4 kids in 3 years: reflections on motherhood, art and life.
I pulled up in the drop off-line today, and threw the backpacks out the driver’s side window to the waiting teacher. I’ve been working up to this moment for days. I was so excited I even got dressed in real grown-up clothes, a new chambray shirt, colored skinny jeans, and my new birthday shoes.
Because we’ve been on “break” for two weeks. Actually, if I’m being fully honest, we’ve been on break for two weeks and one day. And as always, that one day, the Monday that they should return to school but they don’t because the teachers go to school and do some sort of fun enrichment with iPads, that day always catches me off guard.
It’s like running a marathon and thinking that you only have to go for 26 miles. It’s not 26 miles. I’ve run five marathons, and I am here to tell you that that .2 miles adds up to a lifetime total of 1 mile of excruciatingly painful exuberance in my life. Because that last little bit costs you a lot.
And “break”, by the way you should understand, is like the other 26 miles of the marathon. It’s scenery, people, exhaustion, exhilaration, a feeling in the beginning like you’ll never reach the end. And a feeling in the end like you really will never reach the end.
Over break we ran around, did stuff. We went to the ocean for a few days. And then about 24 hours later we turned around and headed to New York City. I mean a crazed 52 hours of New York City.
We went to the MOMA where I heard my son exclaim, “Is that the real Starry Night?!” from a room away, and we saw a dinosaur exhibit featuring the Titanosaur at the American Museum of Natural History, also, the planetarium show on dark matter (whatever that is, I’m still not clear), the butterfly exhibit, and a nifty exhibit on the human biome, which was an especially good lesson because it teaches you that all the bacteria and random things growing in and on your body are very important. And my children stuck their fingers in every nasty, bacteria-covered thing in New York City and then stuck their fingers in their noses, mouths, and eyes for 52 hours. So I was grateful for the reassurance.
We went to two cupcake shops, because Mama needed cupcakes to get her through those bacteria-laden 52 hours. We also went to a noodle shop, an upscale Indian restaurant, and an oyster bar where my kids ate all the raw oysters my husband scored me through a groupon.
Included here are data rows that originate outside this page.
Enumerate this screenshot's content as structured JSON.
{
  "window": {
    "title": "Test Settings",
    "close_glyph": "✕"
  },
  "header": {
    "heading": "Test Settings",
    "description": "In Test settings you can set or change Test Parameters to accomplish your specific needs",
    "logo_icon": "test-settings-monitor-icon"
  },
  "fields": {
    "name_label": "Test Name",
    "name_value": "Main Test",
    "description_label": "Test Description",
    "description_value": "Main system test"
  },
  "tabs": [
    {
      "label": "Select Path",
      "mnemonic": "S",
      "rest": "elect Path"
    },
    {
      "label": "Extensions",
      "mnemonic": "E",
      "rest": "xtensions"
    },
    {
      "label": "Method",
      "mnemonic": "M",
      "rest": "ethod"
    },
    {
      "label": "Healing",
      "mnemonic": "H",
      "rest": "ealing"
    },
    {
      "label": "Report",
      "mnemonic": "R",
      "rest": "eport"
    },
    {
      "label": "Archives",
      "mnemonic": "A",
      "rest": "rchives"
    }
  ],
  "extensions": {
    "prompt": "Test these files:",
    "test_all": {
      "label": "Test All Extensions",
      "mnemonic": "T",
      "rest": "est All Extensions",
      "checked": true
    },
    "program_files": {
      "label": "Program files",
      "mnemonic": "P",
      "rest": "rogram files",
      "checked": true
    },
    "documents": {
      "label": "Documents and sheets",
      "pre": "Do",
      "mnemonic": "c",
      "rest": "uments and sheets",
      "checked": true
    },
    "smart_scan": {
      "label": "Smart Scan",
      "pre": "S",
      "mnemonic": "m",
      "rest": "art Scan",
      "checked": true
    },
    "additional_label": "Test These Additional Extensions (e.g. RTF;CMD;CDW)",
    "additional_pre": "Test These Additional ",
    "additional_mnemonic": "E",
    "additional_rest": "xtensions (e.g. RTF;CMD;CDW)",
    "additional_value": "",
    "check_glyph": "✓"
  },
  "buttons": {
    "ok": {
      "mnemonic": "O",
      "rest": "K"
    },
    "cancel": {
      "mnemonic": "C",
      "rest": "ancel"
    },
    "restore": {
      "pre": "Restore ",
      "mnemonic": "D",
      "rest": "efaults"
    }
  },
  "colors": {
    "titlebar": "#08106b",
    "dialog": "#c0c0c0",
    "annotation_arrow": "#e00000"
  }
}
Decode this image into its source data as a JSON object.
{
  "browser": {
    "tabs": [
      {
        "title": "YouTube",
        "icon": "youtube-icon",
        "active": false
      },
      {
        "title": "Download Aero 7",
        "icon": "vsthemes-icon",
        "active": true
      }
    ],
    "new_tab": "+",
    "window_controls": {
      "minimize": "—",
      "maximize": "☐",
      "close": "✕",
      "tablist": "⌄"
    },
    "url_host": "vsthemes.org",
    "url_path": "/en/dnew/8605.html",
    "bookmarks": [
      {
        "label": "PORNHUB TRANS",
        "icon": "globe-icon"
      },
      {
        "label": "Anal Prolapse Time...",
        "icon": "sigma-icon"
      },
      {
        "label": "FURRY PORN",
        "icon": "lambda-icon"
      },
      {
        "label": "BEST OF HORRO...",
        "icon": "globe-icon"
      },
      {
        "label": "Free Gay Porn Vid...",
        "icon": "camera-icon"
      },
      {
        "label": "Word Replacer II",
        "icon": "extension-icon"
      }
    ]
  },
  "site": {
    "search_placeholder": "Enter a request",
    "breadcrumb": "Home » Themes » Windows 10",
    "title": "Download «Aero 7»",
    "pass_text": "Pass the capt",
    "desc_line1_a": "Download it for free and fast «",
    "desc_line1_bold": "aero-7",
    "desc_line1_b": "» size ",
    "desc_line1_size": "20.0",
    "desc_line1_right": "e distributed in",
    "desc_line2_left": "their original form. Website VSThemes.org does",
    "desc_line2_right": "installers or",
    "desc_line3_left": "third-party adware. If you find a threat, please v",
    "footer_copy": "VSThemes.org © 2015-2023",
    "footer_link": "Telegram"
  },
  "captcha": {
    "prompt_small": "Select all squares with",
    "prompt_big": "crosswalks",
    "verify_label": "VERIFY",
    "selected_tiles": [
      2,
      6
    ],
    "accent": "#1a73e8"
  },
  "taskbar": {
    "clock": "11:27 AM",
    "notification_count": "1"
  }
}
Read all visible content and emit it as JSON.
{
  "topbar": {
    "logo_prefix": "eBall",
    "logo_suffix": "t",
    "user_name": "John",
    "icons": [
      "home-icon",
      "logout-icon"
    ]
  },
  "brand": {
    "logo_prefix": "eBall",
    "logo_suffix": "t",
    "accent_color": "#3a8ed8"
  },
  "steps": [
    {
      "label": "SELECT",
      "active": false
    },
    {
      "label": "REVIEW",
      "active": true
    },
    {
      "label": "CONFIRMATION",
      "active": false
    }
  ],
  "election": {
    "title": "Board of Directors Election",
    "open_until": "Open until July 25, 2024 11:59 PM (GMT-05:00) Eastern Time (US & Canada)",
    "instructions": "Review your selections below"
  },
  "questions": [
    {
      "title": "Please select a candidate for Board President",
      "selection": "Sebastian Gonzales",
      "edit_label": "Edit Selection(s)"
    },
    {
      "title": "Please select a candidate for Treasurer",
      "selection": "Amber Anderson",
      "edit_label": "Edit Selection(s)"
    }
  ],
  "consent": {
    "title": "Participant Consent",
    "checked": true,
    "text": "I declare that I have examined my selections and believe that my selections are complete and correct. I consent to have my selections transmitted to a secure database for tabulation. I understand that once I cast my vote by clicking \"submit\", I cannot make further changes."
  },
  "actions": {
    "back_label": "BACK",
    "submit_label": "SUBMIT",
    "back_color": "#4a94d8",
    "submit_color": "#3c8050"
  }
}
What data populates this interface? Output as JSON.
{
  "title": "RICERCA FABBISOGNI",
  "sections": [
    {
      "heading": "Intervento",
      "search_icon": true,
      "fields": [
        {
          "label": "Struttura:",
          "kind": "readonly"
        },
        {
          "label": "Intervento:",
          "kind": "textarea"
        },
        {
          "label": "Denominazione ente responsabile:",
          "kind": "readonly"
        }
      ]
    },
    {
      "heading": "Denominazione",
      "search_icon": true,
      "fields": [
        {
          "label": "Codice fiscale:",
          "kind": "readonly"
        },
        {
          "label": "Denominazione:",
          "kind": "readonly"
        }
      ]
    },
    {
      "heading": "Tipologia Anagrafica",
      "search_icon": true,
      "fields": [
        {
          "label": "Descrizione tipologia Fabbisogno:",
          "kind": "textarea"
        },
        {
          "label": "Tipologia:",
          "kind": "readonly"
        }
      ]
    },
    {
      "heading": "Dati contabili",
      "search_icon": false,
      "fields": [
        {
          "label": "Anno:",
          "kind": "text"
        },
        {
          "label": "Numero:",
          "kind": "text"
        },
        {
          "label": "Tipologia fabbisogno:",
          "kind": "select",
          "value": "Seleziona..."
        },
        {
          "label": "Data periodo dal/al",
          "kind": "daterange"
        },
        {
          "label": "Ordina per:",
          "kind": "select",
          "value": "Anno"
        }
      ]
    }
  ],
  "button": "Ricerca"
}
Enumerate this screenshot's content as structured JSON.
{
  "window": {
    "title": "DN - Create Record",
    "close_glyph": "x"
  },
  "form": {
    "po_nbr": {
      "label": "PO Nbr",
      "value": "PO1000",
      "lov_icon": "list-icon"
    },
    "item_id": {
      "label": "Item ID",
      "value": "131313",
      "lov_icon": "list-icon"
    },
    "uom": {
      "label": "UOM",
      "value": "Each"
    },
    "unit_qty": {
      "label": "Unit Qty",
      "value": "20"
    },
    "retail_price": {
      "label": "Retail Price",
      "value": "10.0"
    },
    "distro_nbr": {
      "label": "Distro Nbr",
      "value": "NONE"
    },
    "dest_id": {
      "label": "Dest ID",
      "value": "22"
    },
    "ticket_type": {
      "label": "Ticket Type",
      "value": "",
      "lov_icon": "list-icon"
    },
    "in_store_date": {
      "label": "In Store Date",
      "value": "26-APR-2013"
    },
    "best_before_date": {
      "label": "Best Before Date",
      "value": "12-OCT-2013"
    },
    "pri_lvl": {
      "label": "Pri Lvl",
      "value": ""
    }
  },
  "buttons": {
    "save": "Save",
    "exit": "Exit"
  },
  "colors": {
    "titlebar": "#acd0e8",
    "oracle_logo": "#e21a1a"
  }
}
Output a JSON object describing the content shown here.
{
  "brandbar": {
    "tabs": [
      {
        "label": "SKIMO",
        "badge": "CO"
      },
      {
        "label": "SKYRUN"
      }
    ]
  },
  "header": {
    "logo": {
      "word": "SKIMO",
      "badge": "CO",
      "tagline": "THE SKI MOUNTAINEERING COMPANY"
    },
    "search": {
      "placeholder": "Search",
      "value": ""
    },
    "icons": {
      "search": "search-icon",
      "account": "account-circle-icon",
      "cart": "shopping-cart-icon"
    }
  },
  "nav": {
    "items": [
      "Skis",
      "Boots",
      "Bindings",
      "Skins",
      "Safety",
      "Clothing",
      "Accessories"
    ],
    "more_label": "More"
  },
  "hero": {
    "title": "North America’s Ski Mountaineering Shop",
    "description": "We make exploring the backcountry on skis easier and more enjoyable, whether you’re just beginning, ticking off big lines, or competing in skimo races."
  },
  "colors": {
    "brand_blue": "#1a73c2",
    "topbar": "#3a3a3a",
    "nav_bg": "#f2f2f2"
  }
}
We did the Highline in Chelsea and also some wild galleries that were some of my kids’ favorite moments on the whole trip. We gazed into the endless fountains that sit where the World Trade Center buildings once stood, and we took a ferry out to the Statue of Liberty and then out to Ellis Island where we wandered the rabbit’s warren of rooms that allowed generations of Americans to enter our country (so that now their descendants can vote for someone who says Muslims should not be allowed to enter the United States.)
We took two taxi rides, visited a store called Dylan’s Candy Shop which involved bags of candy and was the highlight of the trip for my children, and I clocked 29,200 steps in one day. Which means my five-year-old likely clocked over 50,000 steps in New York City in one day. Talk about a marathon.
Then we returned home and less than 12 hours later we headed to the ocean again to wash off the hustle and bustle of the city. We hunted Easter eggs on an island, and ate more candy.
And then on Monday, I realized in a heartbreaking moment of illumination that my kids did not in fact have school. So I took them all to the grocery store. Then I took them to Michael’s Arts and Crafts and Dick’s Sporting Goods. Then I took them to Target. Because Mama has errands.
So you see why I pulled up to the drop off place at their school with such heady excitement. I was about to get my soul back.
Except there’s this. (There’s always this.) As my kids undid their seat belts in four consecutive clicks, and my youngest daughter leaned her pretty head next to my seat to look at her hastily applied lip gloss in my rearview mirror, I snuck a kiss on her yummy cheek.
And even as I hit the button to open the slider door on the minivan, a tiny little piece of me felt the tug of letting them go after holding them so close for two weeks. (Let me clarify, two weeks and one day.)
This I’m certain will be the next 13 years. We will rush and rush and rush to see the sights and do the things, take in every moment, snap every photo. It will be a whirlwind, and expensive, and exhausting. Then I will race up to a curb, pop open my window, throw their bags out, hit the button for the slider door, and a little bit I will long for them to stay. Because what is the whirlwind of my life now without their delicious weight holding me back?
As I pulled out of the school driveway alone in my empty minivan Pete Townshend’s Let My Love Open the Door blared on my radio. And I thought, yes, this.
When people keep repeating
That you’ll never fall in love
When everybody keeps retreating
But you can’t seem to get enough
Let my love open the door
Let my love open the door
Let my love open the door
To your heart
Happy spring break. Happy Easter. Let your love open the door.